New Bull Record in 2013 or Crash Over a Bear Cliff?
Commentary: 10-part test: Rational Investing in Irrational Markets
Finance professors Terry Odean and Brad Barber studied 66,400 Wall Street investment accounts and concluded: “The more you trade, the less you earn.” The returns of passive investors (2% annual turnover) actually beat active investors (258% turnover) by 50%.
Written by Amy Myers Jaffe
The reelection of President Barack Obama is good news for the U.S. pursuit of energy independence. That’s because the President is unlikely to take any major steps to ban shale drilling operations in the United States but is more likely than contender Mitt Romney to stay the course on accelerated time lines for higher efficiency standards (CAFE) to 54.5 miles per gallon by 2025
Believe It or Not, Social Responsibility and Green Advocacy Can Improve Oil Company Stock Performance
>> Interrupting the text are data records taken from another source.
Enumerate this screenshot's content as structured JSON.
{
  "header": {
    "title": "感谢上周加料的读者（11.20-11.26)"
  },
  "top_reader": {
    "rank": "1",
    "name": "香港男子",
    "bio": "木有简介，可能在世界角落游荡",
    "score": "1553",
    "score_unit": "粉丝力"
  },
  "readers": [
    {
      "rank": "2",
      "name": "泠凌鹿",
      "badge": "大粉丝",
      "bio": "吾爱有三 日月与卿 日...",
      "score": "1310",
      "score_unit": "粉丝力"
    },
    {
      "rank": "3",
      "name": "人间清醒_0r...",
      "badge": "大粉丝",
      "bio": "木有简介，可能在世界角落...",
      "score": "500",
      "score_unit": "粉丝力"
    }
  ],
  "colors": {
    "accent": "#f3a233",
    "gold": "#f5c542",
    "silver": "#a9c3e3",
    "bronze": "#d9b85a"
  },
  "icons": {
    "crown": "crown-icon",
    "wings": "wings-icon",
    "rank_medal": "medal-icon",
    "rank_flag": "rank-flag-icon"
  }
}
Written by Amy Myers Jaffe
Authors Paul Griffin and Yuan Sun demonstrate in their new paper a reliable association between companies’ CSR disclosure intensity and political interests. The authors work supports the notion that when the political interests of managers and stakeholders noticeably converge it encourages significantly higher voluntary CSR intensity.
Researchers found that companies were more likely to make social responsibility disclosures if they were headquartered in a state that traditionally has voted Democratic in national elections.
“Especially for smaller public companies, if the firm has been active in disclosing corporate social responsibility measures and if the individuals in the company are politically active, there’s a good chance you will do better in the stock market if you invest in that company,” said Professor Paul Griffin.
Energy expert Amy Myers Jaffe said fuel exporting removes gasoline and diesel that would otherwise be available to the market to mitigate price spikes.
“There is no such thing as ’surplus gasoline,’” said Jaffe, executive director of energy and sustainability at UC Davis. “It’s a little like saying you are only going to take water from the shallow end of the pool. If I take water out, there is less water in the pool.”
What’s Gone Wrong With H-P?
A Lengthy Turnaround Plan Will Require CEO Stability, Responsible Spending and Refresh of Products
It’s a common charge — Silicon Valley is “a boys’ club.” However, it’s not just a spurious claim. A 2011 University of California, Davis, study, entitled “California Women Business Leaders,” shows that “women hold 1 in 9 of the top corporate spots” in the state’s 400 largest companies. And according to a report at SFGate: “Silicon Valley is the most male-dominated of any region. In last year’s study, of the 113 firms in [the area], 42 had no women on the board of directors or in the top five highest-compensated positions.”
Will This Study Swing The Presidential Election?
With the Presidential election so close and days away, a new University of California study could have an impact.
Imagine finding a relationship between company managers’ political contributions, voluntary disclosure and increased shareholder value? The study by the University of California Davis’s research team led by Paul Griffin ‘show positive results by documenting a significant association between corporate political contributions and excess stock return’. Basically, Democratic managers of companies that contribute to Democratic political campaigns that voluntarily disclose their CSR activities enjoy a 4.5% positive mean excess return over a three-month period. The research